EXERCISE DIRECTIONS →
Give back the whole listing exactly as shown.

RECORD EXTRACTS →
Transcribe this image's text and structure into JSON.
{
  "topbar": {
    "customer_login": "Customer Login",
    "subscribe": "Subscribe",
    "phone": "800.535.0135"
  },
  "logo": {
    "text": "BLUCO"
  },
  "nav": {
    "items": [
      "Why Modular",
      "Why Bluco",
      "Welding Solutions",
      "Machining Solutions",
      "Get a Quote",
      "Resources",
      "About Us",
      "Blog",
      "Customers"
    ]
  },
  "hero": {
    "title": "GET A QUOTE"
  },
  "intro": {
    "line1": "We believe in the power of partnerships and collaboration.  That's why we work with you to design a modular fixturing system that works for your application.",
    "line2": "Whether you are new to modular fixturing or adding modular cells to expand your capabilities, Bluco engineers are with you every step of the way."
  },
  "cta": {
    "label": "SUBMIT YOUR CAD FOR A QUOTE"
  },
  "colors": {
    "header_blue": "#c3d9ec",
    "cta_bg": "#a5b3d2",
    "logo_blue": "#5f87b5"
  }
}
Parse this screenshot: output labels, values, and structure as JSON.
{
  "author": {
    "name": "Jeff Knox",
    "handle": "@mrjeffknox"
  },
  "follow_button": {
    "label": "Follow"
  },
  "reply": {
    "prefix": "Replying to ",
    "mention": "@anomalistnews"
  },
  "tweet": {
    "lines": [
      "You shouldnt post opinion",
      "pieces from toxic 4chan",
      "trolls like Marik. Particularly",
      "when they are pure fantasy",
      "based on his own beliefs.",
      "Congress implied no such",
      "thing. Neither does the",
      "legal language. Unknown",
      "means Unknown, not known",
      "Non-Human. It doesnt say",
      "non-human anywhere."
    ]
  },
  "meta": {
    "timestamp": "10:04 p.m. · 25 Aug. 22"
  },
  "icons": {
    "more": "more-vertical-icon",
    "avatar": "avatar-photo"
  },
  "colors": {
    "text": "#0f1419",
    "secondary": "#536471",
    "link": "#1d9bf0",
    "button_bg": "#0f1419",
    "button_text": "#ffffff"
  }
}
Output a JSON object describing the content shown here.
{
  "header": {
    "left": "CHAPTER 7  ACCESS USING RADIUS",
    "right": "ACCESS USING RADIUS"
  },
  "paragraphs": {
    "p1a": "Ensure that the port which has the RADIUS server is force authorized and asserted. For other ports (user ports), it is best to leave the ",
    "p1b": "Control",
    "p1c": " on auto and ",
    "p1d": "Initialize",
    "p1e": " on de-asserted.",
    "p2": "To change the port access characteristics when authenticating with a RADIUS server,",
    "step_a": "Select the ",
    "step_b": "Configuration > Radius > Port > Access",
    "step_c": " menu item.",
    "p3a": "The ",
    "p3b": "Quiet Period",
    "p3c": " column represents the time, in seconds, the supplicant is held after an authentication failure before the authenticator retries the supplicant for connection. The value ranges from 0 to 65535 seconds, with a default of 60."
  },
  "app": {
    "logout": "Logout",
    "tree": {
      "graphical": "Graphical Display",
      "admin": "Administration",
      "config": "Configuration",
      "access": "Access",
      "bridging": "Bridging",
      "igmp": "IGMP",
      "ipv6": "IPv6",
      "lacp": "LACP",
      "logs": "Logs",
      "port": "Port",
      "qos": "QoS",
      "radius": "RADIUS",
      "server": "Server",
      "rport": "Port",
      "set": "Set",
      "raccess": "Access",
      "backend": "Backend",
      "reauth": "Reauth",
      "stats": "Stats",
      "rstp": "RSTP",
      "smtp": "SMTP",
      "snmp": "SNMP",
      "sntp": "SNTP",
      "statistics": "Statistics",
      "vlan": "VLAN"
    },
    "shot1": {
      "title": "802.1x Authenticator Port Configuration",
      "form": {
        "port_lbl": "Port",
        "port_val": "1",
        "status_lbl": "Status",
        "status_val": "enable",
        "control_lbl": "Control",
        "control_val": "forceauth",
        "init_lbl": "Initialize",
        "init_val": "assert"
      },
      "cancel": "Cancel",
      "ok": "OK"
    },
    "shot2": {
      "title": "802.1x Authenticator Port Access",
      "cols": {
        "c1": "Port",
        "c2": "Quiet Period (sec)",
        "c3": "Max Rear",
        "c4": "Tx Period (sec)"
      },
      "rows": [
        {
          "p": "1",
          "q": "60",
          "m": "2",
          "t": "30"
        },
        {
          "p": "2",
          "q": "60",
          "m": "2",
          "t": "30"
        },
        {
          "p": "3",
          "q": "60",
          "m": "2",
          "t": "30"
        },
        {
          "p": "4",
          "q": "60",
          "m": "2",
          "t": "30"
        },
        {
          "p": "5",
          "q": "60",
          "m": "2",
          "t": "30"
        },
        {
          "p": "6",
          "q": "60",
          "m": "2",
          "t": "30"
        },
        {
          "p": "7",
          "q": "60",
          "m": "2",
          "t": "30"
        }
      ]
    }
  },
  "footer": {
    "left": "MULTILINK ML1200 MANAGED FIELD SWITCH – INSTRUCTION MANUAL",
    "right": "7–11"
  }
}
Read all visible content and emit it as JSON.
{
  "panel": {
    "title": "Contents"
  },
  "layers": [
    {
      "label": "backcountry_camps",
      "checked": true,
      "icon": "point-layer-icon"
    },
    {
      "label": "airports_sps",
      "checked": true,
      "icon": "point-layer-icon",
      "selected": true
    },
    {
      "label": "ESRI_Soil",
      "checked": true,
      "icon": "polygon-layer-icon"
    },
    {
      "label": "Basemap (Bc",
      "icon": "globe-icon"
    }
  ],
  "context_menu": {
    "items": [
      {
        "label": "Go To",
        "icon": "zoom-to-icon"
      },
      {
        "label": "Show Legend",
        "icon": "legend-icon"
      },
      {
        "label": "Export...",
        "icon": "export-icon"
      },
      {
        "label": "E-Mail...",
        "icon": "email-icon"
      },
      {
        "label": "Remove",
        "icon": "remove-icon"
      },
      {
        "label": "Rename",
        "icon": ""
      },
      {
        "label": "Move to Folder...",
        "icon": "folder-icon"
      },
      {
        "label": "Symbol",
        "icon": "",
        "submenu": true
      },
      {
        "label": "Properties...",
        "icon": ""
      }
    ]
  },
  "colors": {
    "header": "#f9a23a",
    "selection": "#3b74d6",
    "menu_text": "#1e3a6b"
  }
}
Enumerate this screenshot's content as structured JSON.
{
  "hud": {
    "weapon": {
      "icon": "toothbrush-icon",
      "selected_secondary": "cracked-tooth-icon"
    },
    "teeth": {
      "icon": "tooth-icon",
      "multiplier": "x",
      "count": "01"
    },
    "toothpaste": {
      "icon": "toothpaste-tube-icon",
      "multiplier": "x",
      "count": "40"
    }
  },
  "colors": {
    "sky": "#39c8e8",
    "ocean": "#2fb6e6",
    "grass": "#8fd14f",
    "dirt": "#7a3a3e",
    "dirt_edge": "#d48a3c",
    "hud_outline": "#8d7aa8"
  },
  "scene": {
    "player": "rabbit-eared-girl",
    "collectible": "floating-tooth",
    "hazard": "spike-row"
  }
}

REPLY →
Transcribe this image's text and structure into JSON.
{
  "topbar": {
    "customer_login": "Customer Login",
    "subscribe": "Subscribe",
    "phone": "800.535.0135"
  },
  "logo": {
    "text": "BLUCO"
  },
  "nav": {
    "items": [
      "Why Modular",
      "Why Bluco",
      "Welding Solutions",
      "Machining Solutions",
      "Get a Quote",
      "Resources",
      "About Us",
      "Blog",
      "Customers"
    ]
  },
  "hero": {
    "title": "GET A QUOTE"
  },
  "intro": {
    "line1": "We believe in the power of partnerships and collaboration.  That's why we work with you to design a modular fixturing system that works for your application.",
    "line2": "Whether you are new to modular fixturing or adding modular cells to expand your capabilities, Bluco engineers are with you every step of the way."
  },
  "cta": {
    "label": "SUBMIT YOUR CAD FOR A QUOTE"
  },
  "colors": {
    "header_blue": "#c3d9ec",
    "cta_bg": "#a5b3d2",
    "logo_blue": "#5f87b5"
  }
}
Parse this screenshot: output labels, values, and structure as JSON.
{
  "author": {
    "name": "Jeff Knox",
    "handle": "@mrjeffknox"
  },
  "follow_button": {
    "label": "Follow"
  },
  "reply": {
    "prefix": "Replying to ",
    "mention": "@anomalistnews"
  },
  "tweet": {
    "lines": [
      "You shouldnt post opinion",
      "pieces from toxic 4chan",
      "trolls like Marik. Particularly",
      "when they are pure fantasy",
      "based on his own beliefs.",
      "Congress implied no such",
      "thing. Neither does the",
      "legal language. Unknown",
      "means Unknown, not known",
      "Non-Human. It doesnt say",
      "non-human anywhere."
    ]
  },
  "meta": {
    "timestamp": "10:04 p.m. · 25 Aug. 22"
  },
  "icons": {
    "more": "more-vertical-icon",
    "avatar": "avatar-photo"
  },
  "colors": {
    "text": "#0f1419",
    "secondary": "#536471",
    "link": "#1d9bf0",
    "button_bg": "#0f1419",
    "button_text": "#ffffff"
  }
}
Output a JSON object describing the content shown here.
{
  "header": {
    "left": "CHAPTER 7  ACCESS USING RADIUS",
    "right": "ACCESS USING RADIUS"
  },
  "paragraphs": {
    "p1a": "Ensure that the port which has the RADIUS server is force authorized and asserted. For other ports (user ports), it is best to leave the ",
    "p1b": "Control",
    "p1c": " on auto and ",
    "p1d": "Initialize",
    "p1e": " on de-asserted.",
    "p2": "To change the port access characteristics when authenticating with a RADIUS server,",
    "step_a": "Select the ",
    "step_b": "Configuration > Radius > Port > Access",
    "step_c": " menu item.",
    "p3a": "The ",
    "p3b": "Quiet Period",
    "p3c": " column represents the time, in seconds, the supplicant is held after an authentication failure before the authenticator retries the supplicant for connection. The value ranges from 0 to 65535 seconds, with a default of 60."
  },
  "app": {
    "logout": "Logout",
    "tree": {
      "graphical": "Graphical Display",
      "admin": "Administration",
      "config": "Configuration",
      "access": "Access",
      "bridging": "Bridging",
      "igmp": "IGMP",
      "ipv6": "IPv6",
      "lacp": "LACP",
      "logs": "Logs",
      "port": "Port",
      "qos": "QoS",
      "radius": "RADIUS",
      "server": "Server",
      "rport": "Port",
      "set": "Set",
      "raccess": "Access",
      "backend": "Backend",
      "reauth": "Reauth",
      "stats": "Stats",
      "rstp": "RSTP",
      "smtp": "SMTP",
      "snmp": "SNMP",
      "sntp": "SNTP",
      "statistics": "Statistics",
      "vlan": "VLAN"
    },
    "shot1": {
      "title": "802.1x Authenticator Port Configuration",
      "form": {
        "port_lbl": "Port",
        "port_val": "1",
        "status_lbl": "Status",
        "status_val": "enable",
        "control_lbl": "Control",
        "control_val": "forceauth",
        "init_lbl": "Initialize",
        "init_val": "assert"
      },
      "cancel": "Cancel",
      "ok": "OK"
    },
    "shot2": {
      "title": "802.1x Authenticator Port Access",
      "cols": {
        "c1": "Port",
        "c2": "Quiet Period (sec)",
        "c3": "Max Rear",
        "c4": "Tx Period (sec)"
      },
      "rows": [
        {
          "p": "1",
          "q": "60",
          "m": "2",
          "t": "30"
        },
        {
          "p": "2",
          "q": "60",
          "m": "2",
          "t": "30"
        },
        {
          "p": "3",
          "q": "60",
          "m": "2",
          "t": "30"
        },
        {
          "p": "4",
          "q": "60",
          "m": "2",
          "t": "30"
        },
        {
          "p": "5",
          "q": "60",
          "m": "2",
          "t": "30"
        },
        {
          "p": "6",
          "q": "60",
          "m": "2",
          "t": "30"
        },
        {
          "p": "7",
          "q": "60",
          "m": "2",
          "t": "30"
        }
      ]
    }
  },
  "footer": {
    "left": "MULTILINK ML1200 MANAGED FIELD SWITCH – INSTRUCTION MANUAL",
    "right": "7–11"
  }
}
Read all visible content and emit it as JSON.
{
  "panel": {
    "title": "Contents"
  },
  "layers": [
    {
      "label": "backcountry_camps",
      "checked": true,
      "icon": "point-layer-icon"
    },
    {
      "label": "airports_sps",
      "checked": true,
      "icon": "point-layer-icon",
      "selected": true
    },
    {
      "label": "ESRI_Soil",
      "checked": true,
      "icon": "polygon-layer-icon"
    },
    {
      "label": "Basemap (Bc",
      "icon": "globe-icon"
    }
  ],
  "context_menu": {
    "items": [
      {
        "label": "Go To",
        "icon": "zoom-to-icon"
      },
      {
        "label": "Show Legend",
        "icon": "legend-icon"
      },
      {
        "label": "Export...",
        "icon": "export-icon"
      },
      {
        "label": "E-Mail...",
        "icon": "email-icon"
      },
      {
        "label": "Remove",
        "icon": "remove-icon"
      },
      {
        "label": "Rename",
        "icon": ""
      },
      {
        "label": "Move to Folder...",
        "icon": "folder-icon"
      },
      {
        "label": "Symbol",
        "icon": "",
        "submenu": true
      },
      {
        "label": "Properties...",
        "icon": ""
      }
    ]
  },
  "colors": {
    "header": "#f9a23a",
    "selection": "#3b74d6",
    "menu_text": "#1e3a6b"
  }
}
Enumerate this screenshot's content as structured JSON.
{
  "hud": {
    "weapon": {
      "icon": "toothbrush-icon",
      "selected_secondary": "cracked-tooth-icon"
    },
    "teeth": {
      "icon": "tooth-icon",
      "multiplier": "x",
      "count": "01"
    },
    "toothpaste": {
      "icon": "toothpaste-tube-icon",
      "multiplier": "x",
      "count": "40"
    }
  },
  "colors": {
    "sky": "#39c8e8",
    "ocean": "#2fb6e6",
    "grass": "#8fd14f",
    "dirt": "#7a3a3e",
    "dirt_edge": "#d48a3c",
    "hud_outline": "#8d7aa8"
  },
  "scene": {
    "player": "rabbit-eared-girl",
    "collectible": "floating-tooth",
    "hazard": "spike-row"
  }
}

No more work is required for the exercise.